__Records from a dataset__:
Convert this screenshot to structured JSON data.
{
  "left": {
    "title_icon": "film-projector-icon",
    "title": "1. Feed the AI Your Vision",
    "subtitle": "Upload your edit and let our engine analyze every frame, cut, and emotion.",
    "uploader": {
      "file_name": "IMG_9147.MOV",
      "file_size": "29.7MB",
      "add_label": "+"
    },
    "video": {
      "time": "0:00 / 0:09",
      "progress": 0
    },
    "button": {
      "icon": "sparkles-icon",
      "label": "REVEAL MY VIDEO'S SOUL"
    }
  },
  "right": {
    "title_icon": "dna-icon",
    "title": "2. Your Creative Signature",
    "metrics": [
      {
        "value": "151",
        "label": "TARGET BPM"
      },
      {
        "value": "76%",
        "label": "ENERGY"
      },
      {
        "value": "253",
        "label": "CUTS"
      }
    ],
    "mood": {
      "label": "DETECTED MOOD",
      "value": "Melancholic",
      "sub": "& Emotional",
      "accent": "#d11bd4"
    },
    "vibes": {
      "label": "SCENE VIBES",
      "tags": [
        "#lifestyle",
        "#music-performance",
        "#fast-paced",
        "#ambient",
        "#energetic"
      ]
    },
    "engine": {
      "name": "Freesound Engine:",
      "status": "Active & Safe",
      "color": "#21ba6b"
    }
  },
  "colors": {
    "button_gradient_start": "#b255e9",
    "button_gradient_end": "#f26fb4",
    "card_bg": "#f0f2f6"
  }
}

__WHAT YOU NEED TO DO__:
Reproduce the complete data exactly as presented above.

__PROBLEM SOLUTION__:
Convert this screenshot to structured JSON data.
{
  "left": {
    "title_icon": "film-projector-icon",
    "title": "1. Feed the AI Your Vision",
    "subtitle": "Upload your edit and let our engine analyze every frame, cut, and emotion.",
    "uploader": {
      "file_name": "IMG_9147.MOV",
      "file_size": "29.7MB",
      "add_label": "+"
    },
    "video": {
      "time": "0:00 / 0:09",
      "progress": 0
    },
    "button": {
      "icon": "sparkles-icon",
      "label": "REVEAL MY VIDEO'S SOUL"
    }
  },
  "right": {
    "title_icon": "dna-icon",
    "title": "2. Your Creative Signature",
    "metrics": [
      {
        "value": "151",
        "label": "TARGET BPM"
      },
      {
        "value": "76%",
        "label": "ENERGY"
      },
      {
        "value": "253",
        "label": "CUTS"
      }
    ],
    "mood": {
      "label": "DETECTED MOOD",
      "value": "Melancholic",
      "sub": "& Emotional",
      "accent": "#d11bd4"
    },
    "vibes": {
      "label": "SCENE VIBES",
      "tags": [
        "#lifestyle",
        "#music-performance",
        "#fast-paced",
        "#ambient",
        "#energetic"
      ]
    },
    "engine": {
      "name": "Freesound Engine:",
      "status": "Active & Safe",
      "color": "#21ba6b"
    }
  },
  "colors": {
    "button_gradient_start": "#b255e9",
    "button_gradient_end": "#f26fb4",
    "card_bg": "#f0f2f6"
  }
}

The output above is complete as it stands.